The so-called Weak Flesh probe launched by Brazilian police last week to investigate alleged bribing of federal inspection agents to approve sales and exports even when the meat was spoiled has embroiled food giants BRF and JBS, the world’s largest meat producer. Both companies have denied the accusations.
The investigation quickly triggered importing nations to set limits on supplies. China, which combined with Hong Kong is the biggest destination for Brazilian chicken, has suspended meat purchases from the country.
Saudi Arabia, the number 2 buyer, ordered new inspections of meat shipments, while the EU and Japan have also set restrictions. Brazil’s meat exports plunged to $74 000 (R935 000) on Tuesday, compared with the daily average of $63 million, according to trade ministry data, a drop of 99.9 percent.
“The government is trying to show importers that this is an isolated episode, which affects a few plants,” Pereira said.

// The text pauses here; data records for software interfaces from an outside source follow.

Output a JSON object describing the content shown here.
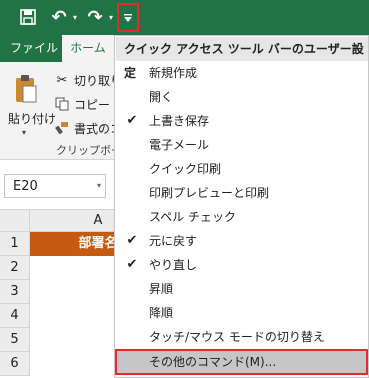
{
  "ribbon_tabs": {
    "file": "ファイル",
    "home": "ホーム"
  },
  "clipboard": {
    "paste": "貼り付け",
    "cut": "切り取り",
    "copy": "コピー",
    "format_painter": "書式のコ",
    "group_label": "クリップボード"
  },
  "name_box": {
    "value": "E20"
  },
  "grid": {
    "column_header": "A",
    "row_headers": [
      "1",
      "2",
      "3",
      "4",
      "5",
      "6"
    ],
    "cell_a1": "部署名"
  },
  "menu": {
    "header": "クイック アクセス ツール バーのユーザー設定",
    "items": [
      {
        "label": "新規作成",
        "checked": false
      },
      {
        "label": "開く",
        "checked": false
      },
      {
        "label": "上書き保存",
        "checked": true
      },
      {
        "label": "電子メール",
        "checked": false
      },
      {
        "label": "クイック印刷",
        "checked": false
      },
      {
        "label": "印刷プレビューと印刷",
        "checked": false
      },
      {
        "label": "スペル チェック",
        "checked": false
      },
      {
        "label": "元に戻す",
        "checked": true
      },
      {
        "label": "やり直し",
        "checked": true
      },
      {
        "label": "昇順",
        "checked": false
      },
      {
        "label": "降順",
        "checked": false
      },
      {
        "label": "タッチ/マウス モードの切り替え",
        "checked": false
      }
    ],
    "more_commands": "その他のコマンド(M)..."
  },
  "icons": {
    "check": "✔",
    "dropdown": "▾"
  },
  "colors": {
    "excel_green": "#217346",
    "header_cell_orange": "#c55a11",
    "highlight_red": "#e52a2a"
  }
}
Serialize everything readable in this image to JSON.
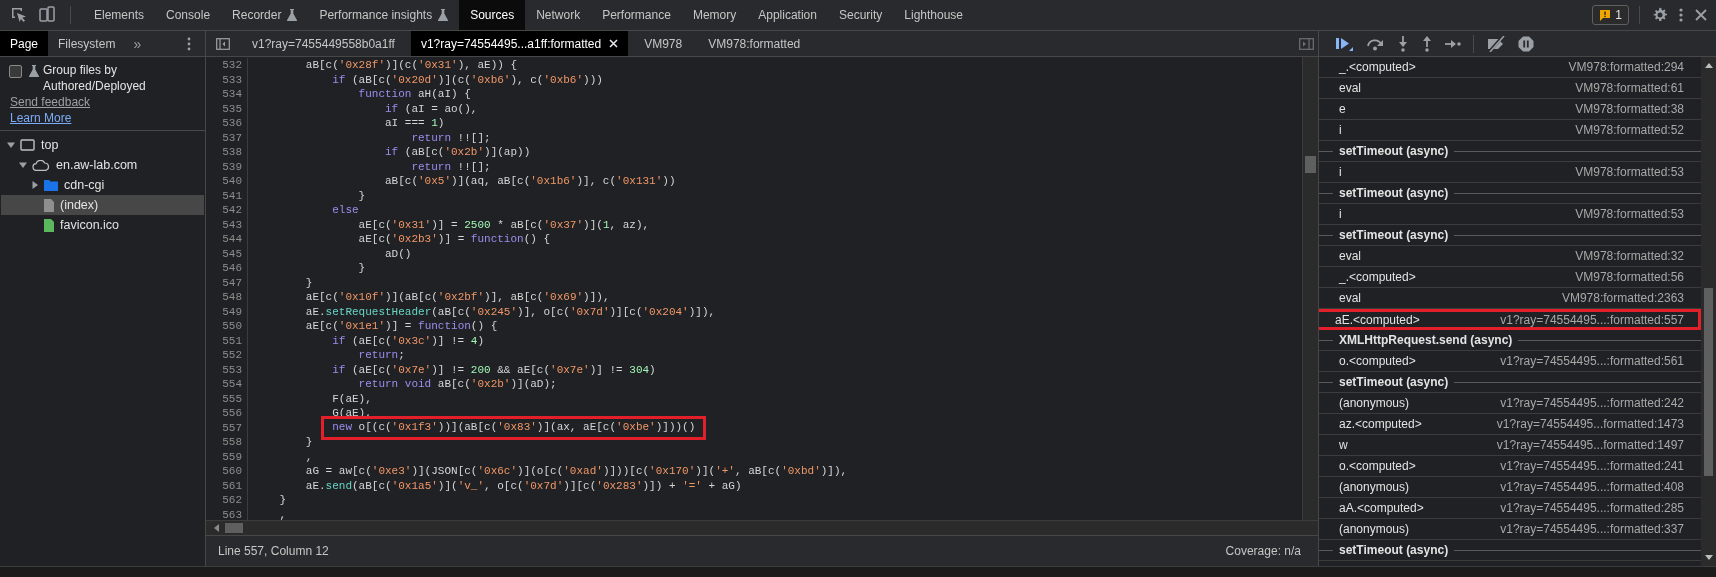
{
  "toolbar": {
    "tabs": [
      {
        "label": "Elements",
        "selected": false,
        "experimental": false
      },
      {
        "label": "Console",
        "selected": false,
        "experimental": false
      },
      {
        "label": "Recorder",
        "selected": false,
        "experimental": true
      },
      {
        "label": "Performance insights",
        "selected": false,
        "experimental": true
      },
      {
        "label": "Sources",
        "selected": true,
        "experimental": false
      },
      {
        "label": "Network",
        "selected": false,
        "experimental": false
      },
      {
        "label": "Performance",
        "selected": false,
        "experimental": false
      },
      {
        "label": "Memory",
        "selected": false,
        "experimental": false
      },
      {
        "label": "Application",
        "selected": false,
        "experimental": false
      },
      {
        "label": "Security",
        "selected": false,
        "experimental": false
      },
      {
        "label": "Lighthouse",
        "selected": false,
        "experimental": false
      }
    ],
    "issues_count": "1"
  },
  "navigator": {
    "tabs": [
      {
        "label": "Page",
        "selected": true
      },
      {
        "label": "Filesystem",
        "selected": false
      }
    ],
    "more": "»",
    "group_files": {
      "label": "Group files by Authored/Deployed",
      "checked": false
    },
    "links": [
      {
        "label": "Send feedback",
        "kind": "muted"
      },
      {
        "label": "Learn More",
        "kind": "primary"
      }
    ],
    "tree": [
      {
        "label": "top",
        "kind": "frame",
        "expanded": true,
        "selected": false,
        "children": [
          {
            "label": "en.aw-lab.com",
            "kind": "domain",
            "expanded": true,
            "selected": false,
            "children": [
              {
                "label": "cdn-cgi",
                "kind": "folder",
                "expanded": false,
                "selected": false
              },
              {
                "label": "(index)",
                "kind": "document",
                "selected": true
              },
              {
                "label": "favicon.ico",
                "kind": "image",
                "selected": false
              }
            ]
          }
        ]
      }
    ]
  },
  "editor": {
    "tabs": [
      {
        "label": "v1?ray=7455449558b0a1ff",
        "selected": false,
        "closable": false
      },
      {
        "label": "v1?ray=74554495...a1ff:formatted",
        "selected": true,
        "closable": true
      },
      {
        "label": "VM978",
        "selected": false,
        "closable": false
      },
      {
        "label": "VM978:formatted",
        "selected": false,
        "closable": false
      }
    ],
    "lines": [
      {
        "number": "532",
        "highlighted": false,
        "tokens": [
          {
            "kind": "plain",
            "text": "        aB[c("
          },
          {
            "kind": "string",
            "text": "'0x28f'"
          },
          {
            "kind": "plain",
            "text": ")](c("
          },
          {
            "kind": "string",
            "text": "'0x31'"
          },
          {
            "kind": "plain",
            "text": "), aE)) {"
          }
        ]
      },
      {
        "number": "533",
        "highlighted": false,
        "tokens": [
          {
            "kind": "keyword",
            "text": "            if"
          },
          {
            "kind": "plain",
            "text": " (aB[c("
          },
          {
            "kind": "string",
            "text": "'0x20d'"
          },
          {
            "kind": "plain",
            "text": ")](c("
          },
          {
            "kind": "string",
            "text": "'0xb6'"
          },
          {
            "kind": "plain",
            "text": "), c("
          },
          {
            "kind": "string",
            "text": "'0xb6'"
          },
          {
            "kind": "plain",
            "text": ")))"
          }
        ]
      },
      {
        "number": "534",
        "highlighted": false,
        "tokens": [
          {
            "kind": "keyword",
            "text": "                function"
          },
          {
            "kind": "plain",
            "text": " aH(aI) {"
          }
        ]
      },
      {
        "number": "535",
        "highlighted": false,
        "tokens": [
          {
            "kind": "keyword",
            "text": "                    if"
          },
          {
            "kind": "plain",
            "text": " (aI = ao(),"
          }
        ]
      },
      {
        "number": "536",
        "highlighted": false,
        "tokens": [
          {
            "kind": "plain",
            "text": "                    aI === "
          },
          {
            "kind": "number",
            "text": "1"
          },
          {
            "kind": "plain",
            "text": ")"
          }
        ]
      },
      {
        "number": "537",
        "highlighted": false,
        "tokens": [
          {
            "kind": "keyword",
            "text": "                        return"
          },
          {
            "kind": "plain",
            "text": " !![];"
          }
        ]
      },
      {
        "number": "538",
        "highlighted": false,
        "tokens": [
          {
            "kind": "keyword",
            "text": "                    if"
          },
          {
            "kind": "plain",
            "text": " (aB[c("
          },
          {
            "kind": "string",
            "text": "'0x2b'"
          },
          {
            "kind": "plain",
            "text": ")](ap))"
          }
        ]
      },
      {
        "number": "539",
        "highlighted": false,
        "tokens": [
          {
            "kind": "keyword",
            "text": "                        return"
          },
          {
            "kind": "plain",
            "text": " !![];"
          }
        ]
      },
      {
        "number": "540",
        "highlighted": false,
        "tokens": [
          {
            "kind": "plain",
            "text": "                    aB[c("
          },
          {
            "kind": "string",
            "text": "'0x5'"
          },
          {
            "kind": "plain",
            "text": ")](aq, aB[c("
          },
          {
            "kind": "string",
            "text": "'0x1b6'"
          },
          {
            "kind": "plain",
            "text": ")], c("
          },
          {
            "kind": "string",
            "text": "'0x131'"
          },
          {
            "kind": "plain",
            "text": "))"
          }
        ]
      },
      {
        "number": "541",
        "highlighted": false,
        "tokens": [
          {
            "kind": "plain",
            "text": "                }"
          }
        ]
      },
      {
        "number": "542",
        "highlighted": false,
        "tokens": [
          {
            "kind": "keyword",
            "text": "            else"
          }
        ]
      },
      {
        "number": "543",
        "highlighted": false,
        "tokens": [
          {
            "kind": "plain",
            "text": "                aE[c("
          },
          {
            "kind": "string",
            "text": "'0x31'"
          },
          {
            "kind": "plain",
            "text": ")] = "
          },
          {
            "kind": "number",
            "text": "2500"
          },
          {
            "kind": "plain",
            "text": " * aB[c("
          },
          {
            "kind": "string",
            "text": "'0x37'"
          },
          {
            "kind": "plain",
            "text": ")]("
          },
          {
            "kind": "number",
            "text": "1"
          },
          {
            "kind": "plain",
            "text": ", az),"
          }
        ]
      },
      {
        "number": "544",
        "highlighted": false,
        "tokens": [
          {
            "kind": "plain",
            "text": "                aE[c("
          },
          {
            "kind": "string",
            "text": "'0x2b3'"
          },
          {
            "kind": "plain",
            "text": ")] = "
          },
          {
            "kind": "keyword",
            "text": "function"
          },
          {
            "kind": "plain",
            "text": "() {"
          }
        ]
      },
      {
        "number": "545",
        "highlighted": false,
        "tokens": [
          {
            "kind": "plain",
            "text": "                    aD()"
          }
        ]
      },
      {
        "number": "546",
        "highlighted": false,
        "tokens": [
          {
            "kind": "plain",
            "text": "                }"
          }
        ]
      },
      {
        "number": "547",
        "highlighted": false,
        "tokens": [
          {
            "kind": "plain",
            "text": "        }"
          }
        ]
      },
      {
        "number": "548",
        "highlighted": false,
        "tokens": [
          {
            "kind": "plain",
            "text": "        aE[c("
          },
          {
            "kind": "string",
            "text": "'0x10f'"
          },
          {
            "kind": "plain",
            "text": ")](aB[c("
          },
          {
            "kind": "string",
            "text": "'0x2bf'"
          },
          {
            "kind": "plain",
            "text": ")], aB[c("
          },
          {
            "kind": "string",
            "text": "'0x69'"
          },
          {
            "kind": "plain",
            "text": ")]),"
          }
        ]
      },
      {
        "number": "549",
        "highlighted": false,
        "tokens": [
          {
            "kind": "plain",
            "text": "        aE."
          },
          {
            "kind": "method",
            "text": "setRequestHeader"
          },
          {
            "kind": "plain",
            "text": "(aB[c("
          },
          {
            "kind": "string",
            "text": "'0x245'"
          },
          {
            "kind": "plain",
            "text": ")], o[c("
          },
          {
            "kind": "string",
            "text": "'0x7d'"
          },
          {
            "kind": "plain",
            "text": ")][c("
          },
          {
            "kind": "string",
            "text": "'0x204'"
          },
          {
            "kind": "plain",
            "text": ")]),"
          }
        ]
      },
      {
        "number": "550",
        "highlighted": false,
        "tokens": [
          {
            "kind": "plain",
            "text": "        aE[c("
          },
          {
            "kind": "string",
            "text": "'0x1e1'"
          },
          {
            "kind": "plain",
            "text": ")] = "
          },
          {
            "kind": "keyword",
            "text": "function"
          },
          {
            "kind": "plain",
            "text": "() {"
          }
        ]
      },
      {
        "number": "551",
        "highlighted": false,
        "tokens": [
          {
            "kind": "keyword",
            "text": "            if"
          },
          {
            "kind": "plain",
            "text": " (aE[c("
          },
          {
            "kind": "string",
            "text": "'0x3c'"
          },
          {
            "kind": "plain",
            "text": ")] != "
          },
          {
            "kind": "number",
            "text": "4"
          },
          {
            "kind": "plain",
            "text": ")"
          }
        ]
      },
      {
        "number": "552",
        "highlighted": false,
        "tokens": [
          {
            "kind": "keyword",
            "text": "                return"
          },
          {
            "kind": "plain",
            "text": ";"
          }
        ]
      },
      {
        "number": "553",
        "highlighted": false,
        "tokens": [
          {
            "kind": "keyword",
            "text": "            if"
          },
          {
            "kind": "plain",
            "text": " (aE[c("
          },
          {
            "kind": "string",
            "text": "'0x7e'"
          },
          {
            "kind": "plain",
            "text": ")] != "
          },
          {
            "kind": "number",
            "text": "200"
          },
          {
            "kind": "plain",
            "text": " && aE[c("
          },
          {
            "kind": "string",
            "text": "'0x7e'"
          },
          {
            "kind": "plain",
            "text": ")] != "
          },
          {
            "kind": "number",
            "text": "304"
          },
          {
            "kind": "plain",
            "text": ")"
          }
        ]
      },
      {
        "number": "554",
        "highlighted": false,
        "tokens": [
          {
            "kind": "keyword",
            "text": "                return void"
          },
          {
            "kind": "plain",
            "text": " aB[c("
          },
          {
            "kind": "string",
            "text": "'0x2b'"
          },
          {
            "kind": "plain",
            "text": ")](aD);"
          }
        ]
      },
      {
        "number": "555",
        "highlighted": false,
        "tokens": [
          {
            "kind": "plain",
            "text": "            F(aE),"
          }
        ]
      },
      {
        "number": "556",
        "highlighted": false,
        "tokens": [
          {
            "kind": "plain",
            "text": "            G(aE),"
          }
        ]
      },
      {
        "number": "557",
        "highlighted": true,
        "tokens": [
          {
            "kind": "keyword",
            "text": "            new"
          },
          {
            "kind": "plain",
            "text": " o[(c("
          },
          {
            "kind": "string",
            "text": "'0x1f3'"
          },
          {
            "kind": "plain",
            "text": "))](aB[c("
          },
          {
            "kind": "string",
            "text": "'0x83'"
          },
          {
            "kind": "plain",
            "text": ")](ax, aE[c("
          },
          {
            "kind": "string",
            "text": "'0xbe'"
          },
          {
            "kind": "plain",
            "text": ")]))()"
          }
        ]
      },
      {
        "number": "558",
        "highlighted": false,
        "tokens": [
          {
            "kind": "plain",
            "text": "        }"
          }
        ]
      },
      {
        "number": "559",
        "highlighted": false,
        "tokens": [
          {
            "kind": "plain",
            "text": "        ,"
          }
        ]
      },
      {
        "number": "560",
        "highlighted": false,
        "tokens": [
          {
            "kind": "plain",
            "text": "        aG = aw[c("
          },
          {
            "kind": "string",
            "text": "'0xe3'"
          },
          {
            "kind": "plain",
            "text": ")](JSON[c("
          },
          {
            "kind": "string",
            "text": "'0x6c'"
          },
          {
            "kind": "plain",
            "text": ")](o[c("
          },
          {
            "kind": "string",
            "text": "'0xad'"
          },
          {
            "kind": "plain",
            "text": ")]))[c("
          },
          {
            "kind": "string",
            "text": "'0x170'"
          },
          {
            "kind": "plain",
            "text": ")]("
          },
          {
            "kind": "string",
            "text": "'+'"
          },
          {
            "kind": "plain",
            "text": ", aB[c("
          },
          {
            "kind": "string",
            "text": "'0xbd'"
          },
          {
            "kind": "plain",
            "text": ")]),"
          }
        ]
      },
      {
        "number": "561",
        "highlighted": false,
        "tokens": [
          {
            "kind": "plain",
            "text": "        aE."
          },
          {
            "kind": "method",
            "text": "send"
          },
          {
            "kind": "plain",
            "text": "(aB[c("
          },
          {
            "kind": "string",
            "text": "'0x1a5'"
          },
          {
            "kind": "plain",
            "text": ")]("
          },
          {
            "kind": "string",
            "text": "'v_'"
          },
          {
            "kind": "plain",
            "text": ", o[c("
          },
          {
            "kind": "string",
            "text": "'0x7d'"
          },
          {
            "kind": "plain",
            "text": ")][c("
          },
          {
            "kind": "string",
            "text": "'0x283'"
          },
          {
            "kind": "plain",
            "text": ")]) + "
          },
          {
            "kind": "string",
            "text": "'='"
          },
          {
            "kind": "plain",
            "text": " + aG)"
          }
        ]
      },
      {
        "number": "562",
        "highlighted": false,
        "tokens": [
          {
            "kind": "plain",
            "text": "    }"
          }
        ]
      },
      {
        "number": "563",
        "highlighted": false,
        "tokens": [
          {
            "kind": "plain",
            "text": "    ,"
          }
        ]
      }
    ],
    "status": {
      "position": "Line 557, Column 12",
      "coverage": "Coverage: n/a"
    }
  },
  "call_stack": [
    {
      "kind": "frame",
      "name": "_.<computed>",
      "location": "VM978:formatted:294",
      "highlighted": false
    },
    {
      "kind": "frame",
      "name": "eval",
      "location": "VM978:formatted:61",
      "highlighted": false
    },
    {
      "kind": "frame",
      "name": "e",
      "location": "VM978:formatted:38",
      "highlighted": false
    },
    {
      "kind": "frame",
      "name": "i",
      "location": "VM978:formatted:52",
      "highlighted": false
    },
    {
      "kind": "async",
      "name": "setTimeout (async)"
    },
    {
      "kind": "frame",
      "name": "i",
      "location": "VM978:formatted:53",
      "highlighted": false
    },
    {
      "kind": "async",
      "name": "setTimeout (async)"
    },
    {
      "kind": "frame",
      "name": "i",
      "location": "VM978:formatted:53",
      "highlighted": false
    },
    {
      "kind": "async",
      "name": "setTimeout (async)"
    },
    {
      "kind": "frame",
      "name": "eval",
      "location": "VM978:formatted:32",
      "highlighted": false
    },
    {
      "kind": "frame",
      "name": "_.<computed>",
      "location": "VM978:formatted:56",
      "highlighted": false
    },
    {
      "kind": "frame",
      "name": "eval",
      "location": "VM978:formatted:2363",
      "highlighted": false
    },
    {
      "kind": "frame",
      "name": "aE.<computed>",
      "location": "v1?ray=74554495...:formatted:557",
      "highlighted": true
    },
    {
      "kind": "async",
      "name": "XMLHttpRequest.send (async)"
    },
    {
      "kind": "frame",
      "name": "o.<computed>",
      "location": "v1?ray=74554495...:formatted:561",
      "highlighted": false
    },
    {
      "kind": "async",
      "name": "setTimeout (async)"
    },
    {
      "kind": "frame",
      "name": "(anonymous)",
      "location": "v1?ray=74554495...:formatted:242",
      "highlighted": false
    },
    {
      "kind": "frame",
      "name": "az.<computed>",
      "location": "v1?ray=74554495...formatted:1473",
      "highlighted": false
    },
    {
      "kind": "frame",
      "name": "w",
      "location": "v1?ray=74554495...formatted:1497",
      "highlighted": false
    },
    {
      "kind": "frame",
      "name": "o.<computed>",
      "location": "v1?ray=74554495...:formatted:241",
      "highlighted": false
    },
    {
      "kind": "frame",
      "name": "(anonymous)",
      "location": "v1?ray=74554495...:formatted:408",
      "highlighted": false
    },
    {
      "kind": "frame",
      "name": "aA.<computed>",
      "location": "v1?ray=74554495...:formatted:285",
      "highlighted": false
    },
    {
      "kind": "frame",
      "name": "(anonymous)",
      "location": "v1?ray=74554495...:formatted:337",
      "highlighted": false
    },
    {
      "kind": "async",
      "name": "setTimeout (async)"
    }
  ]
}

“But, it’s possible that Brazilian meat loses value in world trade. We will work to make it as small as possible.”